Rising tide sets clock ticking for pair trapped in mud

Rising tide sets clock ticking for pair trapped in mud

Members of the public were praised for dialling 999 when a rising tide set the clock ticking for two people stuck in mud.
Antony Gormley sculpture at Crosby beach

The emergency started when a man and a woman got into difficulty together on the beach at Crosby, Merseyside - famous for its cast iron sculptures by artist Antony Gormley (pictured).

The man was able to extricate himself, but the woman sank even deeper until she was trapped up to her waist.

With the water coming in and time running out, the situation triggered a big response including mud technicians from Crosby and Wirral Coastguard Rescue Teams (CRTs) and the RNLI’s hovercraft from Hoylake.

Working with Merseyside Fire and Rescue Service, the CRTs freed the woman after about 45 minutes.

When the alarm was raised at about 10.55am the water was about a mile off. By the time she was out, the fast-flowing tide was just 200 metres away.

The mud at Crosby beach
The surface at Crosby beach can be deceptive

The pair were walked safe and well back to shore by Crosby RNLI Lifeguards and handed into the care of the North West Ambulance Service for a check-up. Merseyside Police also attended.

Helping to oversee the operation from HM Coastguard’s Maritime Rescue Coordination Centre in Holyhead was Alexander Hill, Senior Maritime Operations Officer. He said: “This was a good example of a range of agencies working together for the swift and safe rescue of a casualty from deep in the mud.

"Members of the public also deserve praise for doing the right thing. They called 999, asked for the Coastguard and stayed safe – instead of going onto the mud themselves, getting stuck and adding to the danger.”

As well as the risk of drowning from the rising tide, mud emergencies also bring the potential for injury from pressure cutting off blood circulation – known as hydrostatic squeeze.

Michael Buratti, Coastal Operations Area Commander, added: “Mud and quicksand can be hidden dangers as risky ground is not always obvious, so watch out for warnings and be aware of tides and weather forecasts.

“Avoid crossing estuaries and walking through mud where there can be unseen channels of fast-flowing water.

“If you do get stuck, sit back to spread your weight evenly across the surface. Stop others from trying to help you, as they might get stuck too, and call 999 and ask for the Coastguard.”

For tips about keeping safe near mud on the coast, click here.

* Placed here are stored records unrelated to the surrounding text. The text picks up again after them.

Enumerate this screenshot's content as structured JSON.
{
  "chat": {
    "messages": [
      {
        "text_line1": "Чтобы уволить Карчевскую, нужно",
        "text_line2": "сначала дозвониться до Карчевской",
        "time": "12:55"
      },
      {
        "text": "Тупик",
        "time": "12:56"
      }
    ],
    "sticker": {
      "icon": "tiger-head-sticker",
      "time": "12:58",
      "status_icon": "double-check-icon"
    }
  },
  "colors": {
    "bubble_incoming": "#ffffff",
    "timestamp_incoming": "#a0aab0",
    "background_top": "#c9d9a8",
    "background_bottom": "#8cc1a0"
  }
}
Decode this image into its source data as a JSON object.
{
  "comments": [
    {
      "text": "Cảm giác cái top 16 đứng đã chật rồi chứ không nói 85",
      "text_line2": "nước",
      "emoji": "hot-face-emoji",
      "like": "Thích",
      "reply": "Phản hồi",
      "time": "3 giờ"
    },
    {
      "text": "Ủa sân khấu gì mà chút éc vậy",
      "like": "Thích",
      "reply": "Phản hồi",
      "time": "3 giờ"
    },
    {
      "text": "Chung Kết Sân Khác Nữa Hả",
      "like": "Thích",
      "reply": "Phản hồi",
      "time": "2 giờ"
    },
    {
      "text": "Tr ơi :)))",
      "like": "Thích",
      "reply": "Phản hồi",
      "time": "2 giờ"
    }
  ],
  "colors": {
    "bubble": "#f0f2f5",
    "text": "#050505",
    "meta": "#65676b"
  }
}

Share this page

Report a problem with this page

Help us improve hmcoastguard.uk

Don't include personal or financial information like your National Insurance number or credit card details.